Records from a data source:
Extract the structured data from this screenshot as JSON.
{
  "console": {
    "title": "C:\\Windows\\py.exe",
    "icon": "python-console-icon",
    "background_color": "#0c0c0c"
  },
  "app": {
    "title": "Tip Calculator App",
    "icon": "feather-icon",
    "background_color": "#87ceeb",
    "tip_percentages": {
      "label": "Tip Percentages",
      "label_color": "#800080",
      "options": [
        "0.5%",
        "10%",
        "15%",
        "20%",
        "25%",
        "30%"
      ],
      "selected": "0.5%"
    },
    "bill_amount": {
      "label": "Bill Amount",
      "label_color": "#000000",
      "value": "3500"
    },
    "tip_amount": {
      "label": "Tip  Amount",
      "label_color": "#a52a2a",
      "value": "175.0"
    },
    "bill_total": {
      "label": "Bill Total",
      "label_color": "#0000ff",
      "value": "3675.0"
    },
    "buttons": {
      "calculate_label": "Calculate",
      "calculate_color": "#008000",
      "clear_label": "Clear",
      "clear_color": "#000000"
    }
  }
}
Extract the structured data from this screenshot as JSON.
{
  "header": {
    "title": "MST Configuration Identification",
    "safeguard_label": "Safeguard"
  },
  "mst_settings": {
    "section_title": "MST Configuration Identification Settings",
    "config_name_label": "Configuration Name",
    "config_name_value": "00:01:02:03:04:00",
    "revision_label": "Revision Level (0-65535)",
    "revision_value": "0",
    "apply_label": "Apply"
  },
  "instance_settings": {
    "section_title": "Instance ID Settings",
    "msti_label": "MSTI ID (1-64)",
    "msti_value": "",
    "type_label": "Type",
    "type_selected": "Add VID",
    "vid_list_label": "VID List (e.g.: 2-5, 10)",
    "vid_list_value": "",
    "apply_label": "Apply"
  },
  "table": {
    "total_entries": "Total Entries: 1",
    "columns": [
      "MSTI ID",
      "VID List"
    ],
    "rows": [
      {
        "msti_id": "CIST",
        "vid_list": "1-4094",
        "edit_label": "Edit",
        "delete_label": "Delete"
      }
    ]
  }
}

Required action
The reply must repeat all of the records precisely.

Expected answer
Extract the structured data from this screenshot as JSON.
{
  "console": {
    "title": "C:\\Windows\\py.exe",
    "icon": "python-console-icon",
    "background_color": "#0c0c0c"
  },
  "app": {
    "title": "Tip Calculator App",
    "icon": "feather-icon",
    "background_color": "#87ceeb",
    "tip_percentages": {
      "label": "Tip Percentages",
      "label_color": "#800080",
      "options": [
        "0.5%",
        "10%",
        "15%",
        "20%",
        "25%",
        "30%"
      ],
      "selected": "0.5%"
    },
    "bill_amount": {
      "label": "Bill Amount",
      "label_color": "#000000",
      "value": "3500"
    },
    "tip_amount": {
      "label": "Tip  Amount",
      "label_color": "#a52a2a",
      "value": "175.0"
    },
    "bill_total": {
      "label": "Bill Total",
      "label_color": "#0000ff",
      "value": "3675.0"
    },
    "buttons": {
      "calculate_label": "Calculate",
      "calculate_color": "#008000",
      "clear_label": "Clear",
      "clear_color": "#000000"
    }
  }
}
Extract the structured data from this screenshot as JSON.
{
  "header": {
    "title": "MST Configuration Identification",
    "safeguard_label": "Safeguard"
  },
  "mst_settings": {
    "section_title": "MST Configuration Identification Settings",
    "config_name_label": "Configuration Name",
    "config_name_value": "00:01:02:03:04:00",
    "revision_label": "Revision Level (0-65535)",
    "revision_value": "0",
    "apply_label": "Apply"
  },
  "instance_settings": {
    "section_title": "Instance ID Settings",
    "msti_label": "MSTI ID (1-64)",
    "msti_value": "",
    "type_label": "Type",
    "type_selected": "Add VID",
    "vid_list_label": "VID List (e.g.: 2-5, 10)",
    "vid_list_value": "",
    "apply_label": "Apply"
  },
  "table": {
    "total_entries": "Total Entries: 1",
    "columns": [
      "MSTI ID",
      "VID List"
    ],
    "rows": [
      {
        "msti_id": "CIST",
        "vid_list": "1-4094",
        "edit_label": "Edit",
        "delete_label": "Delete"
      }
    ]
  }
}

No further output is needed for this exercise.